That appealed to Nicholas and Tatiana Becker, a health-conscious couple with two young children in search of rural living. Especially important to them was clean water — specifically, water free of chlorine. They had reason to believe the monastery would be ideal.
For one, the founder of a water purification company built the monastery. Howard Selby III, who goes by Binx, created the word processor company NBI in a Boulder garage in the 1970s. Among his many other later companies was PureCycle, which makes purification systems. He is also the author of dieting books and runs a nutrition clinic in Arizona with his wife, Linda Jade Fong.

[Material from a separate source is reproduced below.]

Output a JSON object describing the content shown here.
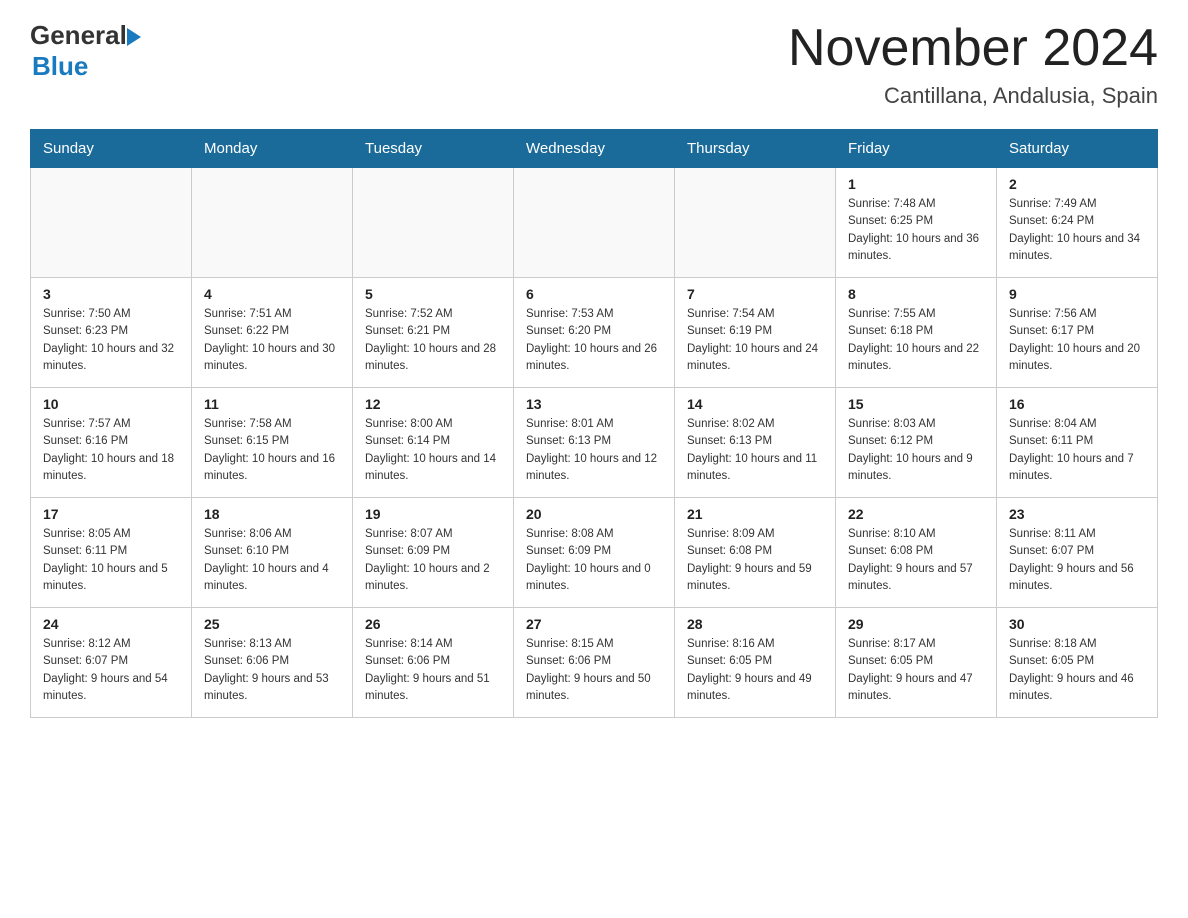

Selby bought hundreds of cheap acres in Boulder’s Fourmile Canyon while a student at the University of Colorado, then sold or developed them for decades after. In the 1990s, he built the monastery at 500 Arroyo Chico over the outcries of an environmentalist group called Residents Against Inappropriate Development, or RAID, that he accused of using radical tactics.
As the Beckers toured that monastery with Selby, Fong and realtors in 2021, there were red flags, the Beckers said in a recent lawsuit. A realtor refused to say why a prior sale fell through. Selby and Fong drank bottled water inside. And, of course, there was that poisoning rumor.
But the sellers and their agents assured the Beckers that all was well with the water, the couple recalls. When Nicholas Becker found a disconnected water filtration system in the monastery, Selby told him the water there was so good, filtering was unnecessary, according to the lawsuit.
So, the Beckers bought it for $2.5 million in September 2021. And then they got sick.
Numbness, then pain, in their hands and feet; headaches, stomach aches and nausea; sore throats that wouldn’t go away. Their third child, born last year, has cognitive delays.
In April 2023, when the Beckers had the water below their monastery mansion tested, the causes of their agony were found: “extremely dangerous levels of arsenic and unsafe levels of uranium,” they say. A filtration system alleviated some symptoms. Others remain.
“Each of the Beckers face increased risk of cancer for the rest of their lives,” their lawyers wrote in a lawsuit Sept. 8, “based on their 20 months of arsenic poisoning.”
The couple is suing Selby, Fong, two Compass real estate agents, the agents’ manager, and Compass itself for allegedly lying about the water at 500 Arroyo Chico. Their lawsuit, filed in Boulder, does not say how much money the Beckers believe they are owed. It also doesn’t theorize on whether the arsenic occurred naturally or was dumped there.
RAID, the anti-Selby environmentalist group, was led by Naomi Rachel, an activist and professor at the University of Colorado. Reached by email this week, Rachel said any suggestion that her group poisoned the well at 500 Arroyo Chico is untrue.
“Do you know anyone who has uranium in their tool shed?” she asked rhetorically. “Arsenic in their pantry?”
Phone calls, text messages and emails sent to Selby, Fong and their clinic were not answered.
A corporate spokesman for Compass declined to comment. The three Compass agents being sued — Eva Marie, Brenda Eisinga and James David Keith — did not return emails.
The Beckers are represented by lawyers Eric Olson and Abigail Hinchcliff with the Denver firm Olson Grimsley Kawanabe Hinchcliff and Murray, which was founded this month.